Operation Market-Garden

Operation Market-Garden was the code name for a failed Allied air-ground offensive into the Netherlands in September 1944, during World War II. Operation Market-Garden involved a direct ground thrust by XXX Corps up a single road to relieve troops of the U.S. 82nd and 101st and the British 1st Airborne Divisions ordered to capture and hold key bridges across rivers until relieved. Operation Market-Garden is remembered popularly as the offensive that attempted to reach “a bridge too far,” in reference to the unsuccessful attempt to capture the bridge across the Lower Rhine at Arnhem.

General Stanislaw Sosabowski found his Parachute Brigade entangled in political wrangling and without opportunity to fight as he saw fit.

Operation Market-Garden

Stanislaw Sosabowski: Poland’s Premier Paratrooper

By Tom Aiello, Ph.D

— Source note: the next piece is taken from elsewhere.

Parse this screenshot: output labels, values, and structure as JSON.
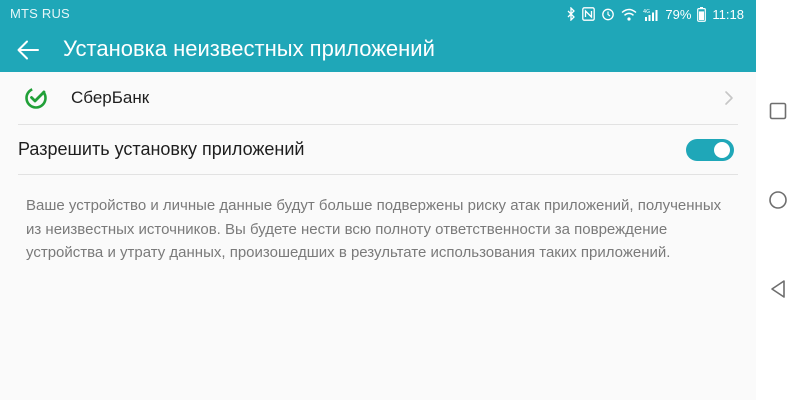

Stanislaw Sosabowski started his military career in the anti-Hapsburg Polish underground movement in 1907, served in the Austrian Army in World War I, and rose to the command of the Polish Parachute Brigade in World War II. Read more

The Red Ball Express kept the Allies rolling during the arduous campaign in Western Europe.

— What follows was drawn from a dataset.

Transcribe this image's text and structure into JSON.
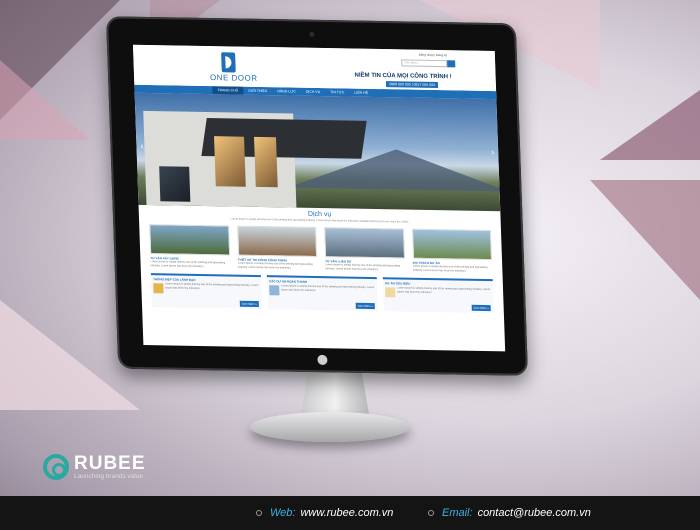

Operation Market-Garden

Red Ball Express: The Legendary Lifeline


By Michael D. Hull

August 1944 saw a rosy mood of optimism and self-deception sweep through the Allied high command in France as a result of the sudden, dramatic end to the campaign in Normandy. Read more

Operation Market-Garden

The Magnificent Jeep

By Michael D. Hull

General of the Army George C. Marshall called it America’s greatest contribution to modern warfare. General Dwight D. Read more

Operation Market-Garden

Arnhem’s Other Urquhart

By Jon Diamond

The Hollywood military film devotee will remember the beginning of the epic, A Bridge Too Far, when a young British airborne officer named Fuller informs Lt. Read more

Operation Market-Garden

Tale of the Biscuit Bomber: The C-47 in WWII

By Sam McGowan

Even though, technically at least, it was not a combat airplane, the performance of the Douglas C-47 transport led General of the Army Dwight Eisenhower to label it as one of the most important weapons of World War II. Read more

Operation Market-Garden

King Company at Bloody Lindern

By Frank Chadwick

In November 1944, an American infantry division underwent its baptism of fire in the worst conditions imaginable and acquitted itself with honor beyond anyone’s expectation. Read more

Operation Market-Garden

Six-Pounder Versus Panzer

By Christopher Miskimon

Sergeant Charles Callistan looked through the sights of an antitank gun at an approaching enemy tank. His weapon, a six-pounder cannon, was in the perimeter of a surrounded British outpost named Snipe. Read more

"Operation Biting," the daring Bruneval Raid to capture German radar, marked a major turning point in the WWII technology battle.

Operation Market-Garden

Operation Biting: the Bruneval Raid to Capture German Radar

By Robert Barr Smith

Through the long, lovely days of the summer of 1940, almost two years before Operation Biting or the “Bruneval Raid,” Royal Air Force Spitfire and Hurricane fighter planes turned back the might of the Luftwaffe over southern and southeastern Britain. Read more